**Directions:** List, from the lines below, each one with "Buscar" in it.

**Data records:**
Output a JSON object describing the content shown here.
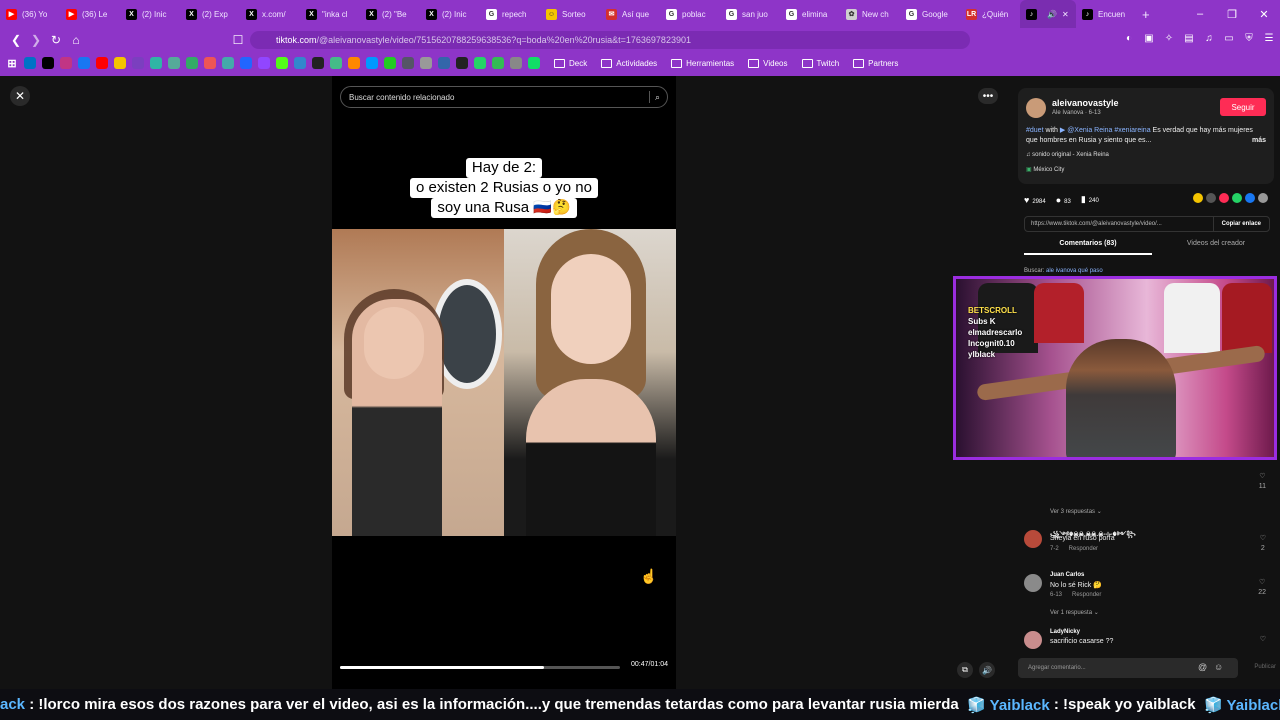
{
  "browser": {
    "tabs": [
      {
        "title": "(36) Yo",
        "icon": "youtube-icon",
        "color": "#ff0000"
      },
      {
        "title": "(36) Le",
        "icon": "youtube-icon",
        "color": "#ff0000"
      },
      {
        "title": "(2) Inic",
        "icon": "x-icon",
        "color": "#000000"
      },
      {
        "title": "(2) Exp",
        "icon": "x-icon",
        "color": "#000000"
      },
      {
        "title": "x.com/",
        "icon": "x-icon",
        "color": "#000000"
      },
      {
        "title": "\"inka cl",
        "icon": "x-icon",
        "color": "#000000"
      },
      {
        "title": "(2) \"Be",
        "icon": "x-icon",
        "color": "#000000"
      },
      {
        "title": "(2) Inic",
        "icon": "x-icon",
        "color": "#000000"
      },
      {
        "title": "repech",
        "icon": "google-icon",
        "color": "#ffffff"
      },
      {
        "title": "Sorteo",
        "icon": "emoji-icon",
        "color": "#f4c400"
      },
      {
        "title": "Así que",
        "icon": "flag-icon",
        "color": "#d32f2f"
      },
      {
        "title": "poblac",
        "icon": "google-icon",
        "color": "#ffffff"
      },
      {
        "title": "san juo",
        "icon": "google-icon",
        "color": "#ffffff"
      },
      {
        "title": "elimina",
        "icon": "google-icon",
        "color": "#ffffff"
      },
      {
        "title": "New ch",
        "icon": "chat-icon",
        "color": "#cfcfcf"
      },
      {
        "title": "Google",
        "icon": "google-icon",
        "color": "#ffffff"
      },
      {
        "title": "¿Quién",
        "icon": "lr-icon",
        "color": "#d32f2f"
      },
      {
        "title": "",
        "icon": "tiktok-icon",
        "color": "#000000",
        "active": true
      },
      {
        "title": "Encuen",
        "icon": "tiktok-icon",
        "color": "#000000"
      }
    ],
    "new_tab": "+",
    "url_main": "tiktok.com",
    "url_rest": "/@aleivanovastyle/video/7515620788259638536?q=boda%20en%20rusia&t=1763697823901",
    "bookmarks": {
      "icons": [
        "outlook-icon",
        "tiktok-icon",
        "instagram-icon",
        "facebook-icon",
        "youtube-icon",
        "app-icon",
        "app-icon",
        "app-icon",
        "app-icon",
        "app-icon",
        "app-icon",
        "app-icon",
        "app-icon",
        "twitch-icon",
        "kick-icon",
        "app-icon",
        "app-icon",
        "app-icon",
        "app-icon",
        "app-icon",
        "app-icon",
        "app-icon",
        "app-icon",
        "app-icon",
        "app-icon",
        "whatsapp-icon",
        "app-icon",
        "app-icon",
        "app-icon"
      ],
      "folders": [
        "Deck",
        "Actividades",
        "Herramientas",
        "Videos",
        "Twitch",
        "Partners"
      ]
    },
    "accent": "#8e35c8"
  },
  "video": {
    "search_placeholder": "Buscar contenido relacionado",
    "caption_lines": [
      "Hay de 2:",
      "o existen 2 Rusias o yo no",
      "soy una Rusa 🇷🇺🤔"
    ],
    "time": "00:47/01:04",
    "progress": 0.73
  },
  "panel": {
    "username": "aleivanovastyle",
    "display": "Ale Ivanova · 6-13",
    "follow": "Seguir",
    "desc_tag1": "#duet",
    "desc_with": " with ",
    "desc_mention": "▶ @Xenia Reina",
    "desc_tag2": " #xeniareina",
    "desc_text": " Es verdad que hay más mujeres que hombres en Rusia y siento que es...",
    "desc_more": "más",
    "music": "♫ sonido original - Xenia Reina",
    "location": "México City",
    "likes": "2984",
    "comments": "83",
    "saves": "240",
    "link": "https://www.tiktok.com/@aleivanovastyle/video/...",
    "copy": "Copiar enlace",
    "tab_comments": "Comentarios (83)",
    "tab_videos": "Videos del creador",
    "related_prefix": "Buscar: ",
    "related_query": "ale ivanova qué paso",
    "comments_list": [
      {
        "name": "",
        "text": "",
        "meta": "",
        "reply": "",
        "likes": "11"
      },
      {
        "name": "꧁༺☬☠☠.☠☠.☠-⊹-☬༻꧂",
        "text": "Sheyla en ruso porfa",
        "meta": "7-2",
        "reply": "Responder",
        "likes": "2"
      },
      {
        "name": "Juan Carlos",
        "text": "No lo sé Rick 🤔",
        "meta": "6-13",
        "reply": "Responder",
        "likes": "22"
      },
      {
        "name": "LadyNicky",
        "text": "sacrificio casarse ??",
        "meta": "",
        "reply": "",
        "likes": ""
      }
    ],
    "replies_1": "Ver 3 respuestas ⌄",
    "replies_2": "Ver 1 respuesta ⌄",
    "composer_placeholder": "Agregar comentario...",
    "publish": "Publicar"
  },
  "overlay": {
    "brand": "BETSCROLL",
    "line1": "Subs K",
    "line2": "elmadrescarlo",
    "line3": "Incognit0.10",
    "line4": "ylblack"
  },
  "ticker": {
    "lead": "ack",
    "msg1": " : !lorco mira esos dos razones para ver el video, asi es la información....y que tremendas tetardas como para levantar rusia mierda  ",
    "user1": "🧊 Yaiblack",
    "msg2": " : !speak yo yaiblack  ",
    "user2": "🧊 Yaiblack",
    "msg3": " : 🌍"
  }
}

**Finished task:**
    "search_placeholder": "Buscar contenido relacionado",
    "related_prefix": "Buscar: ",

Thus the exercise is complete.